• Input data:
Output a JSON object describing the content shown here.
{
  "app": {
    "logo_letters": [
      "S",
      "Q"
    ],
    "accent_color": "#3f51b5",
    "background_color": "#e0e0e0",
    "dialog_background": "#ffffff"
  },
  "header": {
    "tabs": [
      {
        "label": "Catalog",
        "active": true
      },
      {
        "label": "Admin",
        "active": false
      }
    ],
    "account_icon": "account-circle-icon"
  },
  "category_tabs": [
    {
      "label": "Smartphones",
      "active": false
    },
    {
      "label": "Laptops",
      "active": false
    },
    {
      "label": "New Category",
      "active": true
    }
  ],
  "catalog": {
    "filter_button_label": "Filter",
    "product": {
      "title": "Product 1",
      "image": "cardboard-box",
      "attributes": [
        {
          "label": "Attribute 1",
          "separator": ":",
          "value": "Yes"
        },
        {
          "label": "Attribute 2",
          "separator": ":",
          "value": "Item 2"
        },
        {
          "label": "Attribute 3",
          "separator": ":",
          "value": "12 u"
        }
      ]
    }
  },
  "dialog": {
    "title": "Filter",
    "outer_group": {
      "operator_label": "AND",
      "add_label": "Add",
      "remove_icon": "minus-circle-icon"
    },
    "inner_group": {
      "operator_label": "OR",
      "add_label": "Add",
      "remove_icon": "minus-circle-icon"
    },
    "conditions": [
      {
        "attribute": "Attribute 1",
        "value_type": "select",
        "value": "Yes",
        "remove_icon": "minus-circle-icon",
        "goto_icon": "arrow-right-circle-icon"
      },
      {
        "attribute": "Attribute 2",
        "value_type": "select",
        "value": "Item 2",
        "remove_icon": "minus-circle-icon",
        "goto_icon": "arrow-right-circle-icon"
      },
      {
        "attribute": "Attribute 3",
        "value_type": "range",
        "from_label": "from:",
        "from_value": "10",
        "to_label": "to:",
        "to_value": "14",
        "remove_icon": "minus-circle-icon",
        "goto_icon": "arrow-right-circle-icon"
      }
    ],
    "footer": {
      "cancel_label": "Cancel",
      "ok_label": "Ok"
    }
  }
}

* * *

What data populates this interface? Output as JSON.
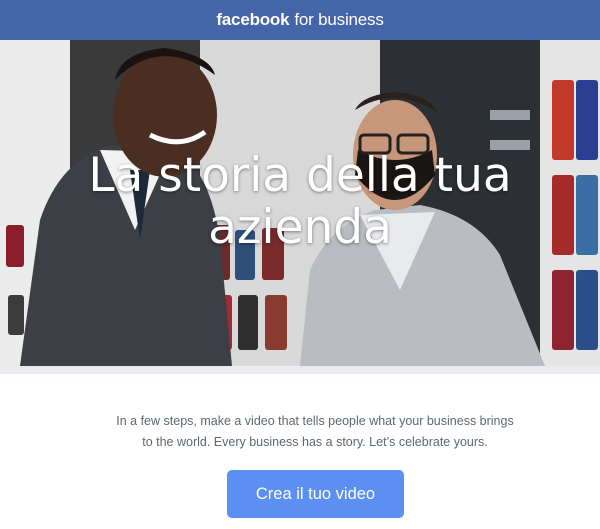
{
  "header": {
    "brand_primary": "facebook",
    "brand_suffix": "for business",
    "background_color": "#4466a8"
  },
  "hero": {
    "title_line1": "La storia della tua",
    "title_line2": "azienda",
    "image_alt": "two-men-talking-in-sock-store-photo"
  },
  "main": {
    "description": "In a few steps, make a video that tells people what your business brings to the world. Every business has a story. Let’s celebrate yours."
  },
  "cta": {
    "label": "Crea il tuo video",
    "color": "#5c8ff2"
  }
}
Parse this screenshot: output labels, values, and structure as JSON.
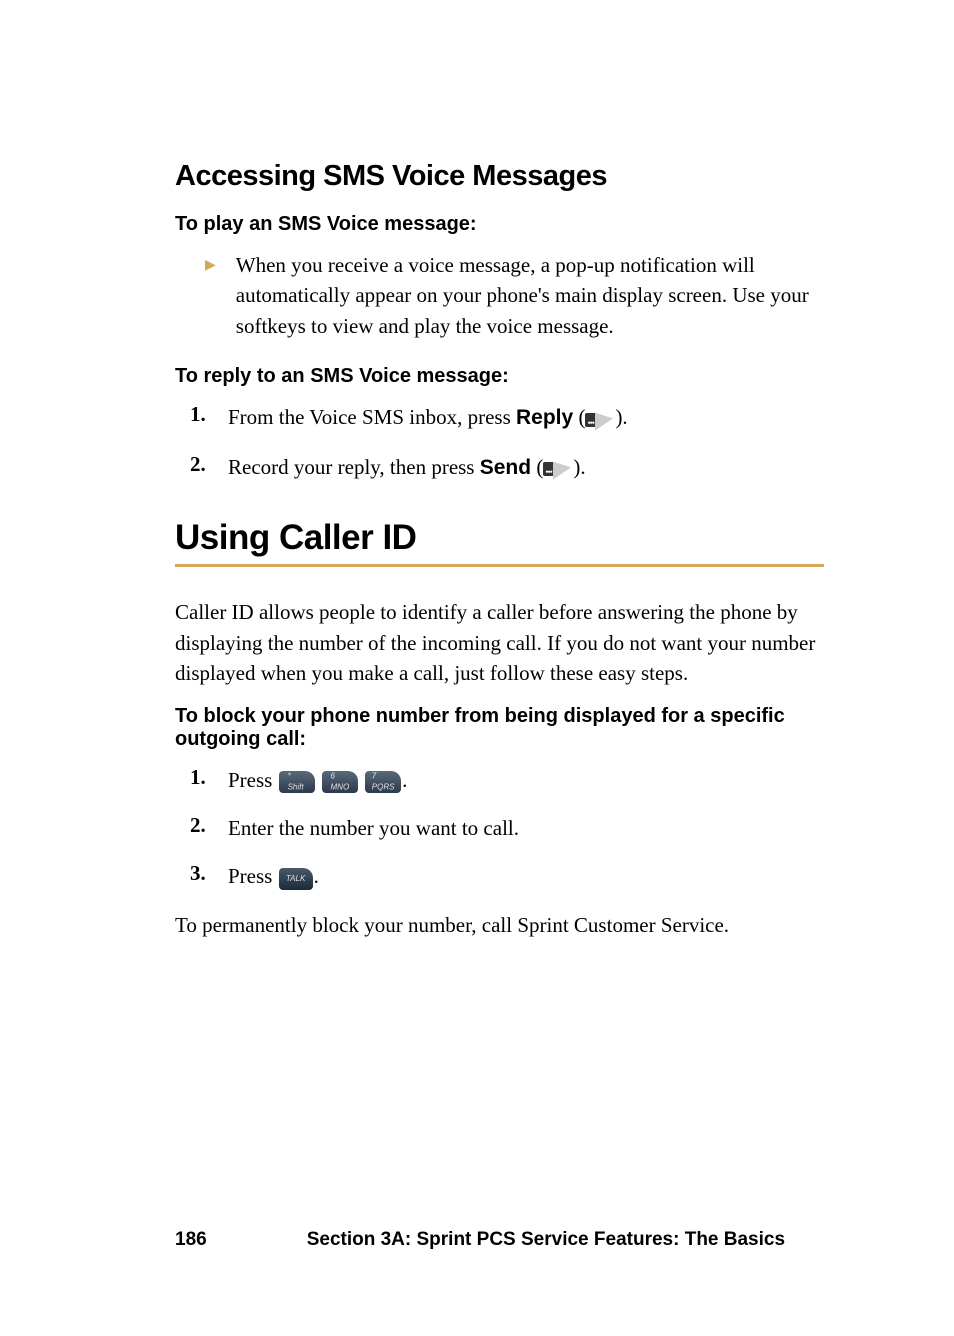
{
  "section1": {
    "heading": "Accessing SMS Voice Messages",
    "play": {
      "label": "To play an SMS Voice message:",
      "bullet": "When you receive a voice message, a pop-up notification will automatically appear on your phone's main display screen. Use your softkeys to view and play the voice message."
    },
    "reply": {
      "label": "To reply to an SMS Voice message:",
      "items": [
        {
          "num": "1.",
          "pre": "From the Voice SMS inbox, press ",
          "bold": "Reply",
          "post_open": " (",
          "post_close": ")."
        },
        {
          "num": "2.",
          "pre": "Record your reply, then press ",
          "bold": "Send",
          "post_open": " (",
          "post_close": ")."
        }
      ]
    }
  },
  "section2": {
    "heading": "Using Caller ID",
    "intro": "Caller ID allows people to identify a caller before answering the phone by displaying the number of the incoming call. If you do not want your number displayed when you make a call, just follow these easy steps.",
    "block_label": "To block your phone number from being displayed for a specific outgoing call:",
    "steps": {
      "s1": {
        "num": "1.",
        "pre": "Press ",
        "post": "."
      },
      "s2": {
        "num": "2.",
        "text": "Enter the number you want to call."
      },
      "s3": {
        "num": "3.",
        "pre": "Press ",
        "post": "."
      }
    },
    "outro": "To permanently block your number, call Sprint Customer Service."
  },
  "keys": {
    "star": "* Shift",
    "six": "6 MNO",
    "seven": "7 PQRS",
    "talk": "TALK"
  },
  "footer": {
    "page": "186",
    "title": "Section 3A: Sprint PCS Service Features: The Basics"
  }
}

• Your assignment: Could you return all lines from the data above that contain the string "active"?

• Problem solution:
        "active": true
        "active": false
      "active": false
      "active": false
      "active": true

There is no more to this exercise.